- 66% believe global warming is caused by human activity, near all-time high
- Fewer highly worried about it, though also near high point in Gallup trend
- Partisan differences still stark, with most Democrats worried, most in GOP not
WASHINGTON, D.C. -- Americans' views about global warming have held steady in the past year near the high points reached in 2017 and 2018. Currently, about two-thirds acknowledge in various ways that global warming is a real problem. At the same time, less than half express intense concern about the issue, although concern has been higher from 2016 through 2018 than it was previously.
At the high end of the range of global warming consciousness, 66% of U.S. adults say they believe global warming is caused by pollution from human activities rather than natural changes in the environment. Similarly, 65% perceive that most scientists believe global warming is occurring, and 59% believe the effects of global warming have already begun, while another 13% believe they will happen within their lifetime.
Despite these views, fewer than half of Americans -- 45% -- think global warming will pose a serious threat in their own lifetime and 44% say they worry a great deal about it. Another 21% worry a fair amount about global warming, while about a third (35%) worry only a little or not at all.
Just over four in 10, 42%, think the news underestimates the seriousness of global warming, while 22% think the news gets it about right and 35% think it exaggerates the problem.
These findings are based on Gallup's 2019 update of its annual Environment poll, conducted March 1-10. Full trends for these six global warming perceptions are available through a link at the end of this article.
Majority of Americans for First Time Are "Concerned Believers"
Gallup takes these data a step further by classifying Americans into attitudinal types based on four of the global warming questions. The analysis puts Americans into three main groups:
"Concerned Believers" are highly worried about global warming, think it will pose a serious threat in their lifetime, believe it's the result of human activity, and think news reports about it are accurate or underestimate the problem.
"Cool Skeptics" hold the opposing views on the same four questions: They worry little or not at all about global warming, do not think it will pose a serious threat in their lifetime, think it's attributable to natural environmental changes and think the news exaggerates the problem.
Those in the "Mixed Middle" hold a combination of views. For instance, some believe global warming is caused by humans but aren't worried about it, while others express the reverse perspective -- saying warming is a natural phenomenon, but they are highly worried about it.
For the first time since 2001, a majority of Americans are classified as Concerned Believers. The 51% categorized as such this year is statistically similar to the 47% to 50% recorded in each of the prior three years, from 2016 to 2018, but is up significantly over all years before that. Meanwhile, the percentage of Cool Skeptics is flat near 20%, and 30% are in the Mixed Middle, down from 37% in 2015.

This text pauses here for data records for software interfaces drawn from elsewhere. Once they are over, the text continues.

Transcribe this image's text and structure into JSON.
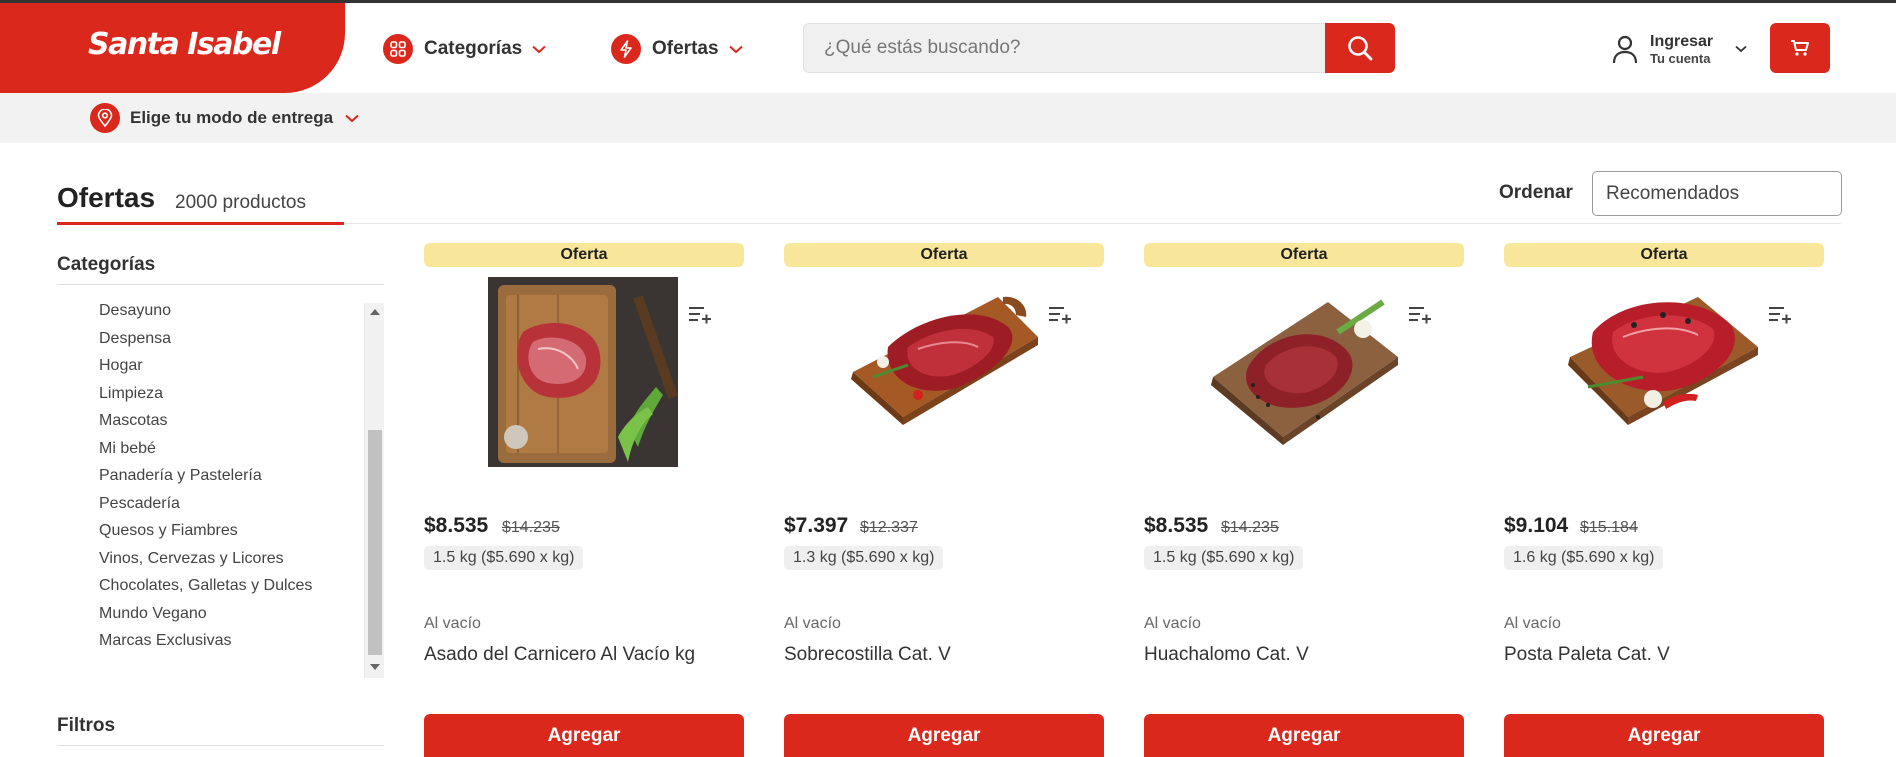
{
  "header": {
    "logo": "Santa Isabel",
    "categories_label": "Categorías",
    "offers_label": "Ofertas",
    "search_placeholder": "¿Qué estás buscando?",
    "login_label": "Ingresar",
    "account_label": "Tu cuenta"
  },
  "subbar": {
    "delivery_label": "Elige tu modo de entrega"
  },
  "page": {
    "title": "Ofertas",
    "count": "2000 productos",
    "sort_label": "Ordenar",
    "sort_value": "Recomendados"
  },
  "sidebar": {
    "categories_heading": "Categorías",
    "filters_heading": "Filtros",
    "categories": [
      "Desayuno",
      "Despensa",
      "Hogar",
      "Limpieza",
      "Mascotas",
      "Mi bebé",
      "Panadería y Pastelería",
      "Pescadería",
      "Quesos y Fiambres",
      "Vinos, Cervezas y Licores",
      "Chocolates, Galletas y Dulces",
      "Mundo Vegano",
      "Marcas Exclusivas"
    ]
  },
  "products": [
    {
      "badge": "Oferta",
      "price": "$8.535",
      "old_price": "$14.235",
      "unit": "1.5 kg ($5.690 x kg)",
      "brand": "Al vacío",
      "name": "Asado del Carnicero Al Vacío kg",
      "button": "Agregar",
      "image": "meat-on-board-dark-photo"
    },
    {
      "badge": "Oferta",
      "price": "$7.397",
      "old_price": "$12.337",
      "unit": "1.3 kg ($5.690 x kg)",
      "brand": "Al vacío",
      "name": "Sobrecostilla Cat. V",
      "button": "Agregar",
      "image": "meat-on-board-photo"
    },
    {
      "badge": "Oferta",
      "price": "$8.535",
      "old_price": "$14.235",
      "unit": "1.5 kg ($5.690 x kg)",
      "brand": "Al vacío",
      "name": "Huachalomo Cat. V",
      "button": "Agregar",
      "image": "meat-on-board-photo"
    },
    {
      "badge": "Oferta",
      "price": "$9.104",
      "old_price": "$15.184",
      "unit": "1.6 kg ($5.690 x kg)",
      "brand": "Al vacío",
      "name": "Posta Paleta Cat. V",
      "button": "Agregar",
      "image": "meat-on-board-photo"
    }
  ],
  "colors": {
    "brand_red": "#da291c",
    "offer_badge": "#f8e79a",
    "subbar": "#f2f2f2"
  },
  "icons": [
    "grid-icon",
    "bolt-icon",
    "chevron-down-icon",
    "search-icon",
    "user-icon",
    "cart-icon",
    "location-pin-icon",
    "add-to-list-icon"
  ]
}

Democrats More Uniform Than Republicans in Global Warming Outlook
The proportion of Americans falling into each of Gallup's global warming types differs widely by demographic subgroup, including by age, education, race and gender.
Bigger differences are seen by party and political ideology. Most Democrats (77%) are classified as Concerned Believers, while half of Republicans (52%) are Cool Skeptics. Notably, virtually all Democrats who aren't Concerned Believers fall into the Mixed Middle category. By contrast, nonskeptical Republicans on the global warming spectrum are more divided. Overall, 16% of Republicans are Concerned Believers and 32% are the Mixed Middle.
At 81%, self-described liberals are the most likely group to be classified as Concerned Believers. A majority of moderates fit this description, while conservatives are split. The plurality of conservatives are Cool Skeptics, but a full quarter are Concerned Believers.
|Concerned Believers||Mixed Middle||Cool Skeptics|
|18 to 29||67||26||7|
|30 to 49||49||30||21|
|50 to 64||43||31||26|
|65 and older||47||31||22|
|College graduate only||60||20||20|
|Based on cluster analysis of four global warming attitudes; * Less than 0.5%|
|Gallup, March 1-10, 2019|
In terms of demographic differences, there is a 20-percentage-point spread between the youngest and oldest Americans in those classified as Concerned Believers: 67% of those 18 to 29 vs. 47% of those 65 and older. Additionally, only 7% of young adults meet the definition of Cool Skeptics, compared with 22% of seniors.
There is a 15-point spread in Concerned Believers by education: 58% of postgraduates vs. 43% of adults with no college experience. And conforming with the more Democratic orientation of women and nonwhite Americans, both of these groups are more likely than their counterparts to be Concerned Believers.
At the end of a winter when a large segment of Americans perceive temperatures in their area to have been colder than normal, the public's concern about global warming and belief that humans are responsible are holding steady at or near the trend high points. While Americans as a whole are concerned about global warming, the partisan differences between Democrats and Republicans are stark. Most Democrats take the issue seriously and are troubled by it. Republicans remain skeptical and largely unconcerned.
Future Gallup analysis will explore the relationship between yearly winter temperatures and public attitudes about global warming as measured in Gallup's annual March Environment survey.
Learn more about how the Gallup Poll Social Series works.